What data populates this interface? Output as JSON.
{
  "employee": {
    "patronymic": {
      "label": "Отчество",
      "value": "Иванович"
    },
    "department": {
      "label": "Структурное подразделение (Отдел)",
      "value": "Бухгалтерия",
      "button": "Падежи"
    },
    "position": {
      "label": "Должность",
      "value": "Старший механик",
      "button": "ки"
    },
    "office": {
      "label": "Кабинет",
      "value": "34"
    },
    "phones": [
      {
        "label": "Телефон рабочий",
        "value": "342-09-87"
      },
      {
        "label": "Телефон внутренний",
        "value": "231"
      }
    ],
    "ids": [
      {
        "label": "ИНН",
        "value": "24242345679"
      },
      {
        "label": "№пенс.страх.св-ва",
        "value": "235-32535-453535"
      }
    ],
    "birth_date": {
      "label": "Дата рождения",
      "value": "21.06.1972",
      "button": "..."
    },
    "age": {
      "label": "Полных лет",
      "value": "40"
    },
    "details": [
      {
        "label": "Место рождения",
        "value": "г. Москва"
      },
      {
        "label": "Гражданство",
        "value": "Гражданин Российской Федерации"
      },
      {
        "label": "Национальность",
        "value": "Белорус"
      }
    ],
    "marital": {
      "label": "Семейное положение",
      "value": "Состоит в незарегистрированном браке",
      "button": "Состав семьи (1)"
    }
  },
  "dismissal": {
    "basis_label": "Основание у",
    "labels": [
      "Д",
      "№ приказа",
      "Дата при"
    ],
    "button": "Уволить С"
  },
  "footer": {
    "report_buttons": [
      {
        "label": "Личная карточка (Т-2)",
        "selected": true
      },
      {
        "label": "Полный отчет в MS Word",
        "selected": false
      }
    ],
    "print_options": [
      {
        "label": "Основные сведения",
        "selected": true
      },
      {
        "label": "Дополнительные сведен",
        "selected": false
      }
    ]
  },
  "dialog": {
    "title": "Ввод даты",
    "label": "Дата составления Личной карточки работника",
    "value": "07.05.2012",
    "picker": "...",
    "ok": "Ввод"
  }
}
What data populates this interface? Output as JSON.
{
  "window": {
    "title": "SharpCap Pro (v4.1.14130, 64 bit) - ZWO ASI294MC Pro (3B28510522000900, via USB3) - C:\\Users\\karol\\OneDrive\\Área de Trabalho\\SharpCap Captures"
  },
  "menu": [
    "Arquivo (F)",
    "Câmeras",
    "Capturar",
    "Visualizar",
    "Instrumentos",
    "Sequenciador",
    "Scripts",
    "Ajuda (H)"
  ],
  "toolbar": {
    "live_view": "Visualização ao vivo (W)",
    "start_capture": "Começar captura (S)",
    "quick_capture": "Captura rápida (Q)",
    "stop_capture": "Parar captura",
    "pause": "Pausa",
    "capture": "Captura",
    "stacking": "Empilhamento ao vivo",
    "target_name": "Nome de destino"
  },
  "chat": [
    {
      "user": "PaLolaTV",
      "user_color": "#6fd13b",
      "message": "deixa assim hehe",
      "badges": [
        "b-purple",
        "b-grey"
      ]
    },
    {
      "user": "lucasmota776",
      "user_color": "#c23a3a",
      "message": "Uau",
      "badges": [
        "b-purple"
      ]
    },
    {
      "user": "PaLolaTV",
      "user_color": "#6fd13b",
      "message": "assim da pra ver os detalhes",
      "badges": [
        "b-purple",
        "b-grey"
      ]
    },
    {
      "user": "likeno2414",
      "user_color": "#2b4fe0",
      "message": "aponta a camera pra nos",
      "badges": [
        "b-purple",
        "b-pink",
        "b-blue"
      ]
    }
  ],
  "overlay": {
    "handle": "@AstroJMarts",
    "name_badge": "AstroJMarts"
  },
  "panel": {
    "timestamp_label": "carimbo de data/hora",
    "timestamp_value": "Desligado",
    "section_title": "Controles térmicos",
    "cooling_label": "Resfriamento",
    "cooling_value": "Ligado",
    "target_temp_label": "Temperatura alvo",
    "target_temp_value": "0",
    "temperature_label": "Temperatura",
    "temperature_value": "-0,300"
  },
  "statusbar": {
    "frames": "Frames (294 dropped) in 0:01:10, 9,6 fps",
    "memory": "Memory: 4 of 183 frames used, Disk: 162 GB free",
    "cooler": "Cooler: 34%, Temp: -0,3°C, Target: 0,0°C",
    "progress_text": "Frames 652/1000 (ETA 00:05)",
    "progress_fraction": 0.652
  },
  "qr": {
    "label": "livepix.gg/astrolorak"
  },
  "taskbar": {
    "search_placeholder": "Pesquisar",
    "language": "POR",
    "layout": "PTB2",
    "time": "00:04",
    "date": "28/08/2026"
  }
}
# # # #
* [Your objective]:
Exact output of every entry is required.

* [Exercise solution]:
What data populates this interface? Output as JSON.
{
  "employee": {
    "patronymic": {
      "label": "Отчество",
      "value": "Иванович"
    },
    "department": {
      "label": "Структурное подразделение (Отдел)",
      "value": "Бухгалтерия",
      "button": "Падежи"
    },
    "position": {
      "label": "Должность",
      "value": "Старший механик",
      "button": "ки"
    },
    "office": {
      "label": "Кабинет",
      "value": "34"
    },
    "phones": [
      {
        "label": "Телефон рабочий",
        "value": "342-09-87"
      },
      {
        "label": "Телефон внутренний",
        "value": "231"
      }
    ],
    "ids": [
      {
        "label": "ИНН",
        "value": "24242345679"
      },
      {
        "label": "№пенс.страх.св-ва",
        "value": "235-32535-453535"
      }
    ],
    "birth_date": {
      "label": "Дата рождения",
      "value": "21.06.1972",
      "button": "..."
    },
    "age": {
      "label": "Полных лет",
      "value": "40"
    },
    "details": [
      {
        "label": "Место рождения",
        "value": "г. Москва"
      },
      {
        "label": "Гражданство",
        "value": "Гражданин Российской Федерации"
      },
      {
        "label": "Национальность",
        "value": "Белорус"
      }
    ],
    "marital": {
      "label": "Семейное положение",
      "value": "Состоит в незарегистрированном браке",
      "button": "Состав семьи (1)"
    }
  },
  "dismissal": {
    "basis_label": "Основание у",
    "labels": [
      "Д",
      "№ приказа",
      "Дата при"
    ],
    "button": "Уволить С"
  },
  "footer": {
    "report_buttons": [
      {
        "label": "Личная карточка (Т-2)",
        "selected": true
      },
      {
        "label": "Полный отчет в MS Word",
        "selected": false
      }
    ],
    "print_options": [
      {
        "label": "Основные сведения",
        "selected": true
      },
      {
        "label": "Дополнительные сведен",
        "selected": false
      }
    ]
  },
  "dialog": {
    "title": "Ввод даты",
    "label": "Дата составления Личной карточки работника",
    "value": "07.05.2012",
    "picker": "...",
    "ok": "Ввод"
  }
}
What data populates this interface? Output as JSON.
{
  "window": {
    "title": "SharpCap Pro (v4.1.14130, 64 bit) - ZWO ASI294MC Pro (3B28510522000900, via USB3) - C:\\Users\\karol\\OneDrive\\Área de Trabalho\\SharpCap Captures"
  },
  "menu": [
    "Arquivo (F)",
    "Câmeras",
    "Capturar",
    "Visualizar",
    "Instrumentos",
    "Sequenciador",
    "Scripts",
    "Ajuda (H)"
  ],
  "toolbar": {
    "live_view": "Visualização ao vivo (W)",
    "start_capture": "Começar captura (S)",
    "quick_capture": "Captura rápida (Q)",
    "stop_capture": "Parar captura",
    "pause": "Pausa",
    "capture": "Captura",
    "stacking": "Empilhamento ao vivo",
    "target_name": "Nome de destino"
  },
  "chat": [
    {
      "user": "PaLolaTV",
      "user_color": "#6fd13b",
      "message": "deixa assim hehe",
      "badges": [
        "b-purple",
        "b-grey"
      ]
    },
    {
      "user": "lucasmota776",
      "user_color": "#c23a3a",
      "message": "Uau",
      "badges": [
        "b-purple"
      ]
    },
    {
      "user": "PaLolaTV",
      "user_color": "#6fd13b",
      "message": "assim da pra ver os detalhes",
      "badges": [
        "b-purple",
        "b-grey"
      ]
    },
    {
      "user": "likeno2414",
      "user_color": "#2b4fe0",
      "message": "aponta a camera pra nos",
      "badges": [
        "b-purple",
        "b-pink",
        "b-blue"
      ]
    }
  ],
  "overlay": {
    "handle": "@AstroJMarts",
    "name_badge": "AstroJMarts"
  },
  "panel": {
    "timestamp_label": "carimbo de data/hora",
    "timestamp_value": "Desligado",
    "section_title": "Controles térmicos",
    "cooling_label": "Resfriamento",
    "cooling_value": "Ligado",
    "target_temp_label": "Temperatura alvo",
    "target_temp_value": "0",
    "temperature_label": "Temperatura",
    "temperature_value": "-0,300"
  },
  "statusbar": {
    "frames": "Frames (294 dropped) in 0:01:10, 9,6 fps",
    "memory": "Memory: 4 of 183 frames used, Disk: 162 GB free",
    "cooler": "Cooler: 34%, Temp: -0,3°C, Target: 0,0°C",
    "progress_text": "Frames 652/1000 (ETA 00:05)",
    "progress_fraction": 0.652
  },
  "qr": {
    "label": "livepix.gg/astrolorak"
  },
  "taskbar": {
    "search_placeholder": "Pesquisar",
    "language": "POR",
    "layout": "PTB2",
    "time": "00:04",
    "date": "28/08/2026"
  }
}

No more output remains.